The Dodd-Frank Act responded to public criticism that the federal consumer credit protection laws were not vigorously enforced by the banking regulators, by creating a new independent watchdog for that purpose housed within the Federal Reserve. It was widely believed that the banking regulators had not provided sufficiently vigorous enforcement of consumer credit protection laws, and that it was this lack of oversight that led to the explosion of subprime mortgages and ultimately to the collapse of the housing market. With the goal of eliminating risk in the financial system and improving consumer protection, the Consumer Financial Protection Bureau is charged with oversight of financial products and services providers, including banks and non-banks, as well as mortgage and student loan lenders, captive finance companies, payday lenders, and credit card companies. Notably excluded from the CFPB’s oversight responsibility are auto dealers, real estate brokers, and financial institutions with assets of less than $10 billion.

The CPFB will have supervisory powers as well as broad rule-making powers with the responsibility to protect consumers against unfair, deceptive, or abusive financial products, acts or practices, and to enforce compliance with existing consumer protection laws such as TILA, ECOA, RESPA, EFTA, GLBA, HMDA, the SAFE Act, and others. Its responsibility extends to data privacy and information security issues in connection with financial products and services. It was Congress’ intent for the CFPB to act swiftly to curb emerging practices it believes may be harmful to consumers. It has been charged with closely monitoring the financial services markets, and has been given broad rulemaking authority to regulate and prohibit products and services before they spread throughout the country or become large enough to adversely impact the economy.
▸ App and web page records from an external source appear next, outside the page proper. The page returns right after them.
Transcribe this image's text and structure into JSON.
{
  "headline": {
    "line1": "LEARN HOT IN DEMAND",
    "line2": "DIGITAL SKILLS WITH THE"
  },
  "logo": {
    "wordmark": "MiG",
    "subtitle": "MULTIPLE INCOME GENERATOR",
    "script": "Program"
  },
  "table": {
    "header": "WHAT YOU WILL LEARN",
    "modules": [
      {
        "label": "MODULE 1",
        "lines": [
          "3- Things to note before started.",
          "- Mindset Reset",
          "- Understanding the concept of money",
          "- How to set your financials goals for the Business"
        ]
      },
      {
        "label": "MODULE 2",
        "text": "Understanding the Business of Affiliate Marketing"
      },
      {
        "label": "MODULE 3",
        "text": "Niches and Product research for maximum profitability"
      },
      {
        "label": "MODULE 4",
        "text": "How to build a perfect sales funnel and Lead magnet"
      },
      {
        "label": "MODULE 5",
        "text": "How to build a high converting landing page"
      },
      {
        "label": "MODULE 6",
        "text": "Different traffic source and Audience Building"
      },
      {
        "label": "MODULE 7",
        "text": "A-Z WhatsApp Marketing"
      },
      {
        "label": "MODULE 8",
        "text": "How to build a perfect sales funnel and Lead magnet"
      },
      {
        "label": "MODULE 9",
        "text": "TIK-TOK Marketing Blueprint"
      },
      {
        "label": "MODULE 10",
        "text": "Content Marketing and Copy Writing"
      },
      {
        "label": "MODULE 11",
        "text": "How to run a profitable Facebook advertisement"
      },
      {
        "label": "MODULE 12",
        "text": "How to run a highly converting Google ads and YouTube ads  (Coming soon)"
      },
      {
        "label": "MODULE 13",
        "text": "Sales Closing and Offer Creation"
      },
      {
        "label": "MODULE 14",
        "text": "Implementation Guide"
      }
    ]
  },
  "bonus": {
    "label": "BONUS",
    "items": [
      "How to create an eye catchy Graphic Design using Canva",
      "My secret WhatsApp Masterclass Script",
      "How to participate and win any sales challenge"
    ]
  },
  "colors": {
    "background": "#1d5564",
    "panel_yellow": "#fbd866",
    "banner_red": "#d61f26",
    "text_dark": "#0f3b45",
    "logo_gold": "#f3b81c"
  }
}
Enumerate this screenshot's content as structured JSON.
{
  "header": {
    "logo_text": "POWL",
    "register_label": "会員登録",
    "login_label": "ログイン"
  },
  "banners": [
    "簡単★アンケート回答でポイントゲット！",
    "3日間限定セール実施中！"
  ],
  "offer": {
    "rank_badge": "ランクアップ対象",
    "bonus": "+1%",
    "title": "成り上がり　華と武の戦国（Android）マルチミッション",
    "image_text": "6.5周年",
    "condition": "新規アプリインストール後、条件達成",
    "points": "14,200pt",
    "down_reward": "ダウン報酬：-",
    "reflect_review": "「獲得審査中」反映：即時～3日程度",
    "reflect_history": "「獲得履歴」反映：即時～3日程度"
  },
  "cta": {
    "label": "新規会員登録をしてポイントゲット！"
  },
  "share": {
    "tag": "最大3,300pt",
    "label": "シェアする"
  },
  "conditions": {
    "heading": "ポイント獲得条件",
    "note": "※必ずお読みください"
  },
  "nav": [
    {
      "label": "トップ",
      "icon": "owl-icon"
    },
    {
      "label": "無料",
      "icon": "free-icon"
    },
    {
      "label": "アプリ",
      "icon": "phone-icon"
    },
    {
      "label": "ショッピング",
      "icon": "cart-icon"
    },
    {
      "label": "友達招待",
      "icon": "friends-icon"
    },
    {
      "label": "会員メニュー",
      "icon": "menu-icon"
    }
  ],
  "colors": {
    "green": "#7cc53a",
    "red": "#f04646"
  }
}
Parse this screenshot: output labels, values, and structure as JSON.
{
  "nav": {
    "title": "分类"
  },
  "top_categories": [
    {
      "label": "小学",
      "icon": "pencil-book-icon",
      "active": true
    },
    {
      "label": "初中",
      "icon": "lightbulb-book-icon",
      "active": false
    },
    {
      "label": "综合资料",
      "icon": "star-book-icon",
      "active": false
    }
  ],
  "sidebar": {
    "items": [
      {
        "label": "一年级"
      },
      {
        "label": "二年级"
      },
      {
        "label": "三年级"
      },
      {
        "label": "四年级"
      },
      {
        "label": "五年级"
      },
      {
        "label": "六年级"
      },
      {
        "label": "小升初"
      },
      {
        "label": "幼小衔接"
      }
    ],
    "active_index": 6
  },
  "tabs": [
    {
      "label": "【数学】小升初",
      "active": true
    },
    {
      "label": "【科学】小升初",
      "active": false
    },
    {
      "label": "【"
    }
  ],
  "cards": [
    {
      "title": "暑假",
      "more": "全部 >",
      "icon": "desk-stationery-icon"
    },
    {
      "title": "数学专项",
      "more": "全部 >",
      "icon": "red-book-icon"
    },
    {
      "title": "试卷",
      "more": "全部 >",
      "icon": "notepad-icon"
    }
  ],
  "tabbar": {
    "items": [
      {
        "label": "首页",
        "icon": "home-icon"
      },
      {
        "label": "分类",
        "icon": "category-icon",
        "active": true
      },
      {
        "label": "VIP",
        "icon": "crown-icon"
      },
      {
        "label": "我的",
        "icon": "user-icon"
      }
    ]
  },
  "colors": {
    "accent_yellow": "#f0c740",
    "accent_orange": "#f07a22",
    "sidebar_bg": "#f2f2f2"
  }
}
The concept of “unfair and deceptive acts and practices” mirrors Section 5 of the Federal Trade Commission Act, and the CFPB will likely look to the FTC’s precedent for rulemaking and enforcement activity. However, the additional concept of “abusive” acts is new and has no actual precedent in the realm of financial products and services regulation. One point of guidance may be the FTC’s Telemarketing Sales Rule which prohibits not only deceptive telemarketing practices but also those that are “abusive.” The Rule describes particular practices it deems abusive, such as requesting or receiving payment of any fee in advance of obtaining a loan or other extension of credit when the seller or telemarketer has guaranteed or represented a high likelihood of success in obtaining the loan.

It is expected that the CPFB will closely mirror the FTC’s use of its Section 5 authority to regulate the consumer finance market. The CPFB will not interfere with state consumer protection efforts, and individuals, state Attorneys General, and state legislatures may still pursue measures to provide protection in the area of financial products and services.

As with any legislation of this magnitude, the devil is in the details. The regulations as ultimately finalized will establish the extent to which the CFPB will control the future development and delivery of financial products and services. It is incumbent upon large and small institutions, nonbank financial services providers, and consumers to engage in the rulemaking process to be certain that the views of all constituencies are aired as this national debate on the future of the financial services industry takes place.